Written and medically reviewed by Dorcas Morak, Pharm.D
Patients who have previously experienced a heart attack are typically prescribed a certain set of drugs to lower their risk of experiencing another cardiovascular emergency. Typically, this preventive intervention consists of several medications which include: an antiplatelet (such as low-dose aspirin), lipid-lowering medications (such as statins), and blood pressure-lowering medications (e.g. Ramipril).
It is crucial to adhere to the regimen of these medications to prevent further cardiac episodes. However, polypharmacy, which means taking multiple medications simultaneously, makes adherence extremely difficult. As a result of this, experts have been attempting to properly co-formulate numerous drugs into a single pill (Polypill) to encourage therapeutic adherence. However, they require proof of this strategy's efficacy and safety.
In this article, you will learn about Polypills, their effectiveness for cardiovascular events, their strength, and its limitation.
What is Polypill?
A Polypill is a single pill that combines several medications that are frequently prescribed together to treat high blood pressure and heart disease. It gains attention to improve pill-taking adherence which declines as the number of pills increases.
What does Polypill Contain?
Typically, a Polypill combines many of these drugs in different formulations:
- Antiplatelet e.g. low dose aspirin
- Cholesterol-lowering medications e.g. statins
- Drugs to make the heart pulse more slowly
- Blood pressure-lowering drugs
What are Examples of Polypill for Preventing Cardiovascular Crisis and the Polypill Manufacturers?
These are common brands of Polypill, their composition, and their manufacturer.
|Brand of Polypill||Compositions||Manufacturer|
|Red Heart Pill 1||Aspirin (75 mg), Atenolol (50 mg), Lisinopril (Zestril) (10 mg), Simvastatin (Flolipid) (40 mg)||Dr. Reddy’s Laboratories, India|
|Red Heart Pill 2||Aspirin (75 mg), Hydrochlorothiazide (12.5 mg), Lisinopril (Zestril) (10 mg), Simvastatin (Flolipid) (40 mg)||Dr. Reddy’s Laboratories, India|
|Trinomia||Aspirin (100 mg), Ramipril (Altace) (2,5 mg, 5 mg or 10 mg), Atorvastatin (20 mg)||Ferrer Internacional, Spain|
|Polycap||Atenolol (50 mg), Hydrochlorothiazide (12.5mg), Ramipril (Altace)(5 mg), Simvastatin (Flolipid) (20 mg), Aspirin (100 mg)||Cadila Pharmaceuticals Ltd., India|
|Starpill||Aspirin (75 mg), Losartan (50 mg), Atenolol (50 mg), Atorvastatin (Lipitor) (10 mg)||Cipla, India|
|PolyIran||Aspirin (81 mg), Enalapril (Epaned) (5 mg) / Valsartan (40 mg), Hydrochlorothiazide (12.5 mg), Atorvastatin (Lipitor) (20 mg)||Alborz Darou Pharmaceutical Company, Iran|
|Ramitorva||Aspirin (75 mg), Ramipril (Altace)(5 mg), Atorvastatin (Lipitor) (10 mg)||Zydus Cadila, India|
Is Polypill Effective to Prevent Cardiovascular Morbidity?
According to a trial including 2,500 people who had a heart attack during the previous six months, taking Polypill reduces cardiovascular mortality by 33% compared to the traditional practice of polypharmacy.
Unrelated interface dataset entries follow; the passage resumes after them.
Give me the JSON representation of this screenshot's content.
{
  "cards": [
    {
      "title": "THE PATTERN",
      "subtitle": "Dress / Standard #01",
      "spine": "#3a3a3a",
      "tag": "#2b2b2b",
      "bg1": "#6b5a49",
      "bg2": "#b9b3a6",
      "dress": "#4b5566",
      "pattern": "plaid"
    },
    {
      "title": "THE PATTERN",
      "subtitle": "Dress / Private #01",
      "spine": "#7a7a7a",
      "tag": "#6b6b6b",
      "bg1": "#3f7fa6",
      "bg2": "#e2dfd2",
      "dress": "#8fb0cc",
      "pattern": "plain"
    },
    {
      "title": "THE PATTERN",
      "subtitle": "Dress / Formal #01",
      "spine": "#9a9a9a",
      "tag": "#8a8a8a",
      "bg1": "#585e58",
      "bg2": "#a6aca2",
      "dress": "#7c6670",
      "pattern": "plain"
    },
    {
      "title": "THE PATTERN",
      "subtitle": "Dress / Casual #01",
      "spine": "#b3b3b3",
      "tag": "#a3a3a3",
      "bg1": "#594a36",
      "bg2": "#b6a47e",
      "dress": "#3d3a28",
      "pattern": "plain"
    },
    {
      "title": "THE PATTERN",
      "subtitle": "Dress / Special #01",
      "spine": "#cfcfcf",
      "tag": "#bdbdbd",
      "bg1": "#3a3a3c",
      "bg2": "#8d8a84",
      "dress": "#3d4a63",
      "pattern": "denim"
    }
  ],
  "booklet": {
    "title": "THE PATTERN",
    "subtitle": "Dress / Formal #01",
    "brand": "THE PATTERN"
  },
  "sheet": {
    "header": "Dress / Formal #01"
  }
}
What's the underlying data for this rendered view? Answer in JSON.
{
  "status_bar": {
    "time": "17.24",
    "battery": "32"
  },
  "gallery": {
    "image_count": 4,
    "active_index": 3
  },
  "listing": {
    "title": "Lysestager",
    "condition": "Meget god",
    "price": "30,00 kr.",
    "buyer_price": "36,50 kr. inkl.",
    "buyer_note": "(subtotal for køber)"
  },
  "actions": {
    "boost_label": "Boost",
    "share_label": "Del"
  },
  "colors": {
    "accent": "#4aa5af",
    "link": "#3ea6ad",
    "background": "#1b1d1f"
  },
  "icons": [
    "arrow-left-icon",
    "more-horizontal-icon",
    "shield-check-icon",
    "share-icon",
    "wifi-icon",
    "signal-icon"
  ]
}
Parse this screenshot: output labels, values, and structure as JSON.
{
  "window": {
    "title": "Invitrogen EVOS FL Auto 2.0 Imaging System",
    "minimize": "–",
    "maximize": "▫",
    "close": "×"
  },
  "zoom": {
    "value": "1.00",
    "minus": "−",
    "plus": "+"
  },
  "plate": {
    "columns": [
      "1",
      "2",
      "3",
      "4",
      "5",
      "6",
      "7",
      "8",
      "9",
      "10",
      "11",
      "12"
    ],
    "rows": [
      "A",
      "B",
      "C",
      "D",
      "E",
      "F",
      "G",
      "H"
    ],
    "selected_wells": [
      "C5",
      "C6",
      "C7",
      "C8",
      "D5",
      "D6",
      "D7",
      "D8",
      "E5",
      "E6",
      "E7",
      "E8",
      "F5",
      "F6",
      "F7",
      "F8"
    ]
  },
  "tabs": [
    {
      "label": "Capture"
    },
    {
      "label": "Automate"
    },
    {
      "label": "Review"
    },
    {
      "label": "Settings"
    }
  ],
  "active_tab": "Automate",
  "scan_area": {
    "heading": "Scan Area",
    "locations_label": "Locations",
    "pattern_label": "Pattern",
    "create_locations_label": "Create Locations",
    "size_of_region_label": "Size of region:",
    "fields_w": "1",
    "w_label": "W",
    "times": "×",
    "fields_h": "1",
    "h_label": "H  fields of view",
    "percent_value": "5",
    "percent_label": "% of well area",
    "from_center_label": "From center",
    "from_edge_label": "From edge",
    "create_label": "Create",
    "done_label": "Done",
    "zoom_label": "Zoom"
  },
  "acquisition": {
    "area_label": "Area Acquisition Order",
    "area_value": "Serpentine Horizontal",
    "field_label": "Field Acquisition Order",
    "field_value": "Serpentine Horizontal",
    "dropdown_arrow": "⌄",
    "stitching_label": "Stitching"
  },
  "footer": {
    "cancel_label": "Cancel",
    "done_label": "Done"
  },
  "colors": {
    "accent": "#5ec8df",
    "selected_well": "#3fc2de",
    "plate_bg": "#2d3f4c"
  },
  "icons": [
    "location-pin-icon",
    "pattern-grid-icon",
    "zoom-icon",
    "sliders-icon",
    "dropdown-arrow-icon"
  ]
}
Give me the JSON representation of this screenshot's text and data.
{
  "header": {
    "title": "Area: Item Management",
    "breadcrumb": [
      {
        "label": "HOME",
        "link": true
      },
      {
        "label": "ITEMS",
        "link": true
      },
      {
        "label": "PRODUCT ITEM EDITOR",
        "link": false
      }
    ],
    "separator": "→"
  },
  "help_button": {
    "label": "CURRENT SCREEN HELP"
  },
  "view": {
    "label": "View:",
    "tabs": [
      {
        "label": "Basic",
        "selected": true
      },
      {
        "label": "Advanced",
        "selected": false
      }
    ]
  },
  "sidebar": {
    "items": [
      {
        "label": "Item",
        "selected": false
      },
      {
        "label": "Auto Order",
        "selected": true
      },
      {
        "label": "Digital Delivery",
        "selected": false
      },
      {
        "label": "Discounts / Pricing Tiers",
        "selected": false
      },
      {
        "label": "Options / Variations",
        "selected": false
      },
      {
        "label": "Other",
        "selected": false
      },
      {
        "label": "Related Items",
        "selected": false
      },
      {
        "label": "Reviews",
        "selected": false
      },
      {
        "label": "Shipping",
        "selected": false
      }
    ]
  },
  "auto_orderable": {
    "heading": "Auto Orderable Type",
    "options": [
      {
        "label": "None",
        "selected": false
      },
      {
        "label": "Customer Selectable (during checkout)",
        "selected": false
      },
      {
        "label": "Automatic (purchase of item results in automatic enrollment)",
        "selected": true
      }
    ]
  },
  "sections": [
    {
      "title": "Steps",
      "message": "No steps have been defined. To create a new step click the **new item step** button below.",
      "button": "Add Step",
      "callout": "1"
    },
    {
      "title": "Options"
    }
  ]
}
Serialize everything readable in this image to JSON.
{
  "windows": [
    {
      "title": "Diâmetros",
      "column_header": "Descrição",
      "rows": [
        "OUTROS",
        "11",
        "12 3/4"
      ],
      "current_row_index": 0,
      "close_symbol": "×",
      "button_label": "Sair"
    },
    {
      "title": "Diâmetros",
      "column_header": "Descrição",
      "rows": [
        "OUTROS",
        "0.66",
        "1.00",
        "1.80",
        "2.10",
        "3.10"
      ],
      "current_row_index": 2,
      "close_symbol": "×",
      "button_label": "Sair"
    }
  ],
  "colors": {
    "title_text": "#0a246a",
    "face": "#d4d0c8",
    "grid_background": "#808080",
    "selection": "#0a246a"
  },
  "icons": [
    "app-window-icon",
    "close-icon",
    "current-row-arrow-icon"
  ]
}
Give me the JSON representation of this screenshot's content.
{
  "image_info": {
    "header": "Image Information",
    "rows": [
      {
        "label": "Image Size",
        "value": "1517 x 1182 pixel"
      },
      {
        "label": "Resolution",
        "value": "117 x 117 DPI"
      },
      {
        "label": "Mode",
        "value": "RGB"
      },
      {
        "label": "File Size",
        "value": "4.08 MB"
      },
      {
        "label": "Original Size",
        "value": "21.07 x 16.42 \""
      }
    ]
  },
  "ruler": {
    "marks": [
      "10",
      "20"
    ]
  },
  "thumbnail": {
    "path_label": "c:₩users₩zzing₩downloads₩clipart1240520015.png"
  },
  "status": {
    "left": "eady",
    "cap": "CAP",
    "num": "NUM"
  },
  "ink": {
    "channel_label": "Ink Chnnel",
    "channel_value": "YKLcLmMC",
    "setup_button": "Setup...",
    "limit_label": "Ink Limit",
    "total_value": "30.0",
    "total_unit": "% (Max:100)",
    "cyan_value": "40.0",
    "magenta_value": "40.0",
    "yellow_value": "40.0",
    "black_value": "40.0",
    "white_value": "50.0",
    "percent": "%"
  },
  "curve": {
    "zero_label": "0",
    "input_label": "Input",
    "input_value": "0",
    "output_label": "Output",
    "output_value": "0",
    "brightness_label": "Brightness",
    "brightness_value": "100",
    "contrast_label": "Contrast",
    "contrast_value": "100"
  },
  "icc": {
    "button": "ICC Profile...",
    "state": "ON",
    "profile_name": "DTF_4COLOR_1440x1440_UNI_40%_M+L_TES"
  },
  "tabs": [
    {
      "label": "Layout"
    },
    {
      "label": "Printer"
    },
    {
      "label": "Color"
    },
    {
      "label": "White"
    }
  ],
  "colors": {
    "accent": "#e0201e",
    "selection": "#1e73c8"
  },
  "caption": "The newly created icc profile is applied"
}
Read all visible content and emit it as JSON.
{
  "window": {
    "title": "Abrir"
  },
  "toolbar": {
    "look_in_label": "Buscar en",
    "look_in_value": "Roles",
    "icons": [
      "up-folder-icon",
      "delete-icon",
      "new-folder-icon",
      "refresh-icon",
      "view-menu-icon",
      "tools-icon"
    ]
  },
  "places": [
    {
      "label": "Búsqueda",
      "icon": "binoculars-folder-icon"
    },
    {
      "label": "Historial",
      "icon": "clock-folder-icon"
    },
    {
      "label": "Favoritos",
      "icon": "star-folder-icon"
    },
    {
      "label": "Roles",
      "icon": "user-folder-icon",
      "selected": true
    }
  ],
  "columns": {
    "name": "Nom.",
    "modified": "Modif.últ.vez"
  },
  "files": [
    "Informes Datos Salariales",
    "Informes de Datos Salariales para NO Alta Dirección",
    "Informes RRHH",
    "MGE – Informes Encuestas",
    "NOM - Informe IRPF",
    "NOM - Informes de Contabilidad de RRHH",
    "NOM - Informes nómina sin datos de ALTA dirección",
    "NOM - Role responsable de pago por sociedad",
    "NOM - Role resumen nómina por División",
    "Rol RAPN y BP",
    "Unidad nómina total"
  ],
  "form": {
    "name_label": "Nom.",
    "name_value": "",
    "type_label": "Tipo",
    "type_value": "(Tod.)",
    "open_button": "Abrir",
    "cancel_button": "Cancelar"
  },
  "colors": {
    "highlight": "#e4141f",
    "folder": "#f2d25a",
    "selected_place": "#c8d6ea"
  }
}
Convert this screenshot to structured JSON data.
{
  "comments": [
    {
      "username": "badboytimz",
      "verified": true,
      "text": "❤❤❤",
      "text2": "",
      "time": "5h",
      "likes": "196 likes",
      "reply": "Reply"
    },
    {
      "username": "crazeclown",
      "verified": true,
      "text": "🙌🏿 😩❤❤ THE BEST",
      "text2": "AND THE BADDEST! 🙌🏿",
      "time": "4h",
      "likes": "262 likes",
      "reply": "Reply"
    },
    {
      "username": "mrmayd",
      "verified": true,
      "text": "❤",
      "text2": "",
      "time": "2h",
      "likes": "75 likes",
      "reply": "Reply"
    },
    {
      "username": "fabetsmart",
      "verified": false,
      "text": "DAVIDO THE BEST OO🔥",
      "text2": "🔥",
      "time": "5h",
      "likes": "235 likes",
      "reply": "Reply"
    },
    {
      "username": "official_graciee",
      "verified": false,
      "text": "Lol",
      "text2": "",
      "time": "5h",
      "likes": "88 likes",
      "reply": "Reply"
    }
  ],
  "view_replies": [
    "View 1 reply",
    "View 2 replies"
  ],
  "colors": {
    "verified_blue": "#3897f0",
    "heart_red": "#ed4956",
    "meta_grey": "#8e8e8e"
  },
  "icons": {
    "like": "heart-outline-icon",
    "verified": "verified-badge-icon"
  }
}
This demonstrated the effectiveness of Polypill in preventing heart attacks.
Polypill gives a better outcome because it aids treatment adherence. Also, it improves the quality of life of the patients through increased adherence and improved clinical response.
The researcher hopes that their finding will be persuasive for the Food and Drug Administration (FDA) to approve Polypills for the prevention of cardiovascular events in the United States. The FDA has not approved Polypill due to strict regulatory hurdles.
Limitations of Polypill for the Prevention of Cardiovascular Crisis
The limitations of Polypill include:
- Impact of drug intolerance: If the patient does not tolerate one of the components, it is difficult to figure out which one.
- Lack of flexibility: Patients may not need all the components of the drugs